William Agace DTU VET, National Veterinary Institute, Denmark, Lund University, Sweden

Pamela Schnupf Institut Pasteur, France


David M. Samson University College London, UK

Warren J. Leonard National Heart, Lung, and Blood Institute, Bethesda, MD, USA





(Deadline: 15th May)



SPI member2 Non-member SPI member2 Non-member
Student1 55 75 70 95 150
Non-student 100 180 125 225 250

1 Student (Undergraduate, BSc, MSc student, MSc, PhD student and Medical Intern)

2 Payment of membership fees must be regularized until the current year. Information on your membership fees will be sent with the instructions for registration payment.


Your registration will be completed after payment reception. In the absence of a confirmation email, please contact: spi.events@spimunologia.org

For the congress dinner on the 28th of June, there is an additional fee of 20€.

Certificates of Attendance will be sent by e-mail after the meeting.


Registration and membership fees payment by bank transfer to the SPI account.
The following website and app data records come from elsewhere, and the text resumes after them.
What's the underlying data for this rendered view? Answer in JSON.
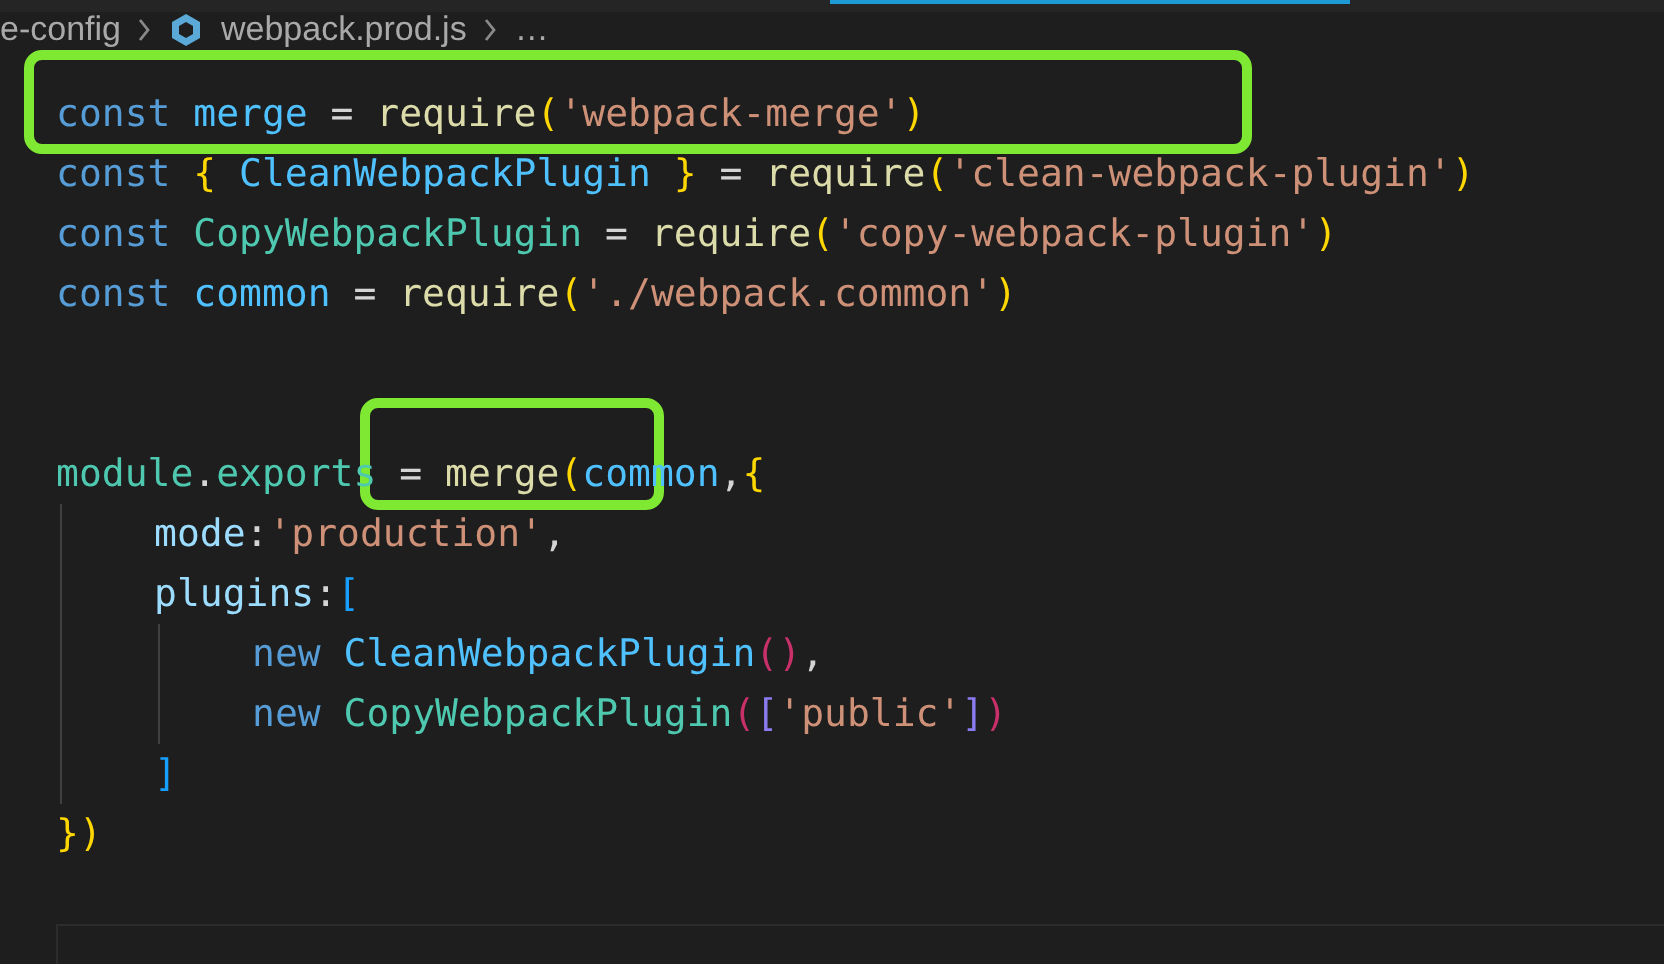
{
  "tab_bar": {
    "active_indicator": true
  },
  "breadcrumb": [
    {
      "text": "e-config",
      "kind": "folder"
    },
    {
      "text": "webpack.prod.js",
      "kind": "file"
    },
    {
      "text": "…",
      "kind": "more"
    }
  ],
  "code": [
    {
      "tokens": [
        {
          "text": "const ",
          "kind": "keyword"
        },
        {
          "text": "merge",
          "kind": "constant"
        },
        {
          "text": " = "
        },
        {
          "text": "require",
          "kind": "function"
        },
        {
          "text": "(",
          "kind": "bracket1"
        },
        {
          "text": "'webpack-merge'",
          "kind": "string"
        },
        {
          "text": ")",
          "kind": "bracket1"
        }
      ]
    },
    {
      "tokens": [
        {
          "text": "const ",
          "kind": "keyword"
        },
        {
          "text": "{ ",
          "kind": "bracket1"
        },
        {
          "text": "CleanWebpackPlugin ",
          "kind": "constant"
        },
        {
          "text": "}",
          "kind": "bracket1"
        },
        {
          "text": " = "
        },
        {
          "text": "require",
          "kind": "function"
        },
        {
          "text": "(",
          "kind": "bracket1"
        },
        {
          "text": "'clean-webpack-plugin'",
          "kind": "string"
        },
        {
          "text": ")",
          "kind": "bracket1"
        }
      ]
    },
    {
      "tokens": [
        {
          "text": "const ",
          "kind": "keyword"
        },
        {
          "text": "CopyWebpackPlugin",
          "kind": "class"
        },
        {
          "text": " = "
        },
        {
          "text": "require",
          "kind": "function"
        },
        {
          "text": "(",
          "kind": "bracket1"
        },
        {
          "text": "'copy-webpack-plugin'",
          "kind": "string"
        },
        {
          "text": ")",
          "kind": "bracket1"
        }
      ]
    },
    {
      "tokens": [
        {
          "text": "const ",
          "kind": "keyword"
        },
        {
          "text": "common",
          "kind": "constant"
        },
        {
          "text": " = "
        },
        {
          "text": "require",
          "kind": "function"
        },
        {
          "text": "(",
          "kind": "bracket1"
        },
        {
          "text": "'./webpack.common'",
          "kind": "string"
        },
        {
          "text": ")",
          "kind": "bracket1"
        }
      ]
    },
    {
      "kind": "blank"
    },
    {
      "kind": "blank"
    },
    {
      "tokens": [
        {
          "text": "module",
          "kind": "class"
        },
        {
          "text": "."
        },
        {
          "text": "exports",
          "kind": "class"
        },
        {
          "text": " = "
        },
        {
          "text": "merge",
          "kind": "function"
        },
        {
          "text": "(",
          "kind": "bracket1"
        },
        {
          "text": "common",
          "kind": "constant"
        },
        {
          "text": ","
        },
        {
          "text": "{",
          "kind": "bracket2"
        }
      ],
      "children": [
        {
          "tokens": [
            {
              "text": "mode",
              "kind": "property"
            },
            {
              "text": ":"
            },
            {
              "text": "'production'",
              "kind": "string"
            },
            {
              "text": ","
            }
          ]
        },
        {
          "tokens": [
            {
              "text": "plugins",
              "kind": "property"
            },
            {
              "text": ":"
            },
            {
              "text": "[",
              "kind": "bracket3"
            }
          ],
          "children": [
            {
              "tokens": [
                {
                  "text": "new ",
                  "kind": "keyword"
                },
                {
                  "text": "CleanWebpackPlugin",
                  "kind": "constant"
                },
                {
                  "text": "()",
                  "kind": "bracket4"
                },
                {
                  "text": ","
                }
              ]
            },
            {
              "tokens": [
                {
                  "text": "new ",
                  "kind": "keyword"
                },
                {
                  "text": "CopyWebpackPlugin",
                  "kind": "class"
                },
                {
                  "text": "(",
                  "kind": "bracket4"
                },
                {
                  "text": "[",
                  "kind": "bracket5"
                },
                {
                  "text": "'public'",
                  "kind": "string"
                },
                {
                  "text": "]",
                  "kind": "bracket5"
                },
                {
                  "text": ")",
                  "kind": "bracket4"
                }
              ]
            }
          ]
        },
        {
          "tokens": [
            {
              "text": "]",
              "kind": "bracket3"
            }
          ]
        }
      ]
    },
    {
      "tokens": [
        {
          "text": "}",
          "kind": "bracket2"
        },
        {
          "text": ")",
          "kind": "bracket1"
        }
      ]
    }
  ],
  "annotations": [
    {
      "kind": "frame",
      "color": "#7ee833"
    },
    {
      "kind": "frame",
      "color": "#7ee833"
    }
  ]
}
Payment instructions will be sent after registration.

Send proof of payment to spi.events@spimunologia.org


Local Organizer
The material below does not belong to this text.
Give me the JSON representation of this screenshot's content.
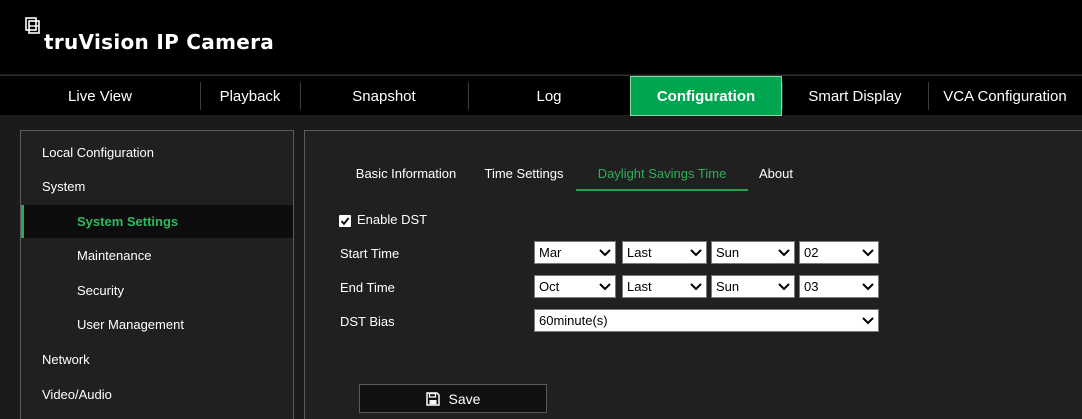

Natacha Gonçalves Sousa

Av. Professor Egas Moniz, Lisbon, Portugal – 38°44’47″N 9°9’40″W – View in Google Maps

Instituto de Medicina Molecular

IMM – Instituto de Medicina Molecular João Lobo Antunes Faculdade de Medicina da Universidade de Lisboa – Av. Professor Egas Moniz – Lisbon – Portugal View in Google Maps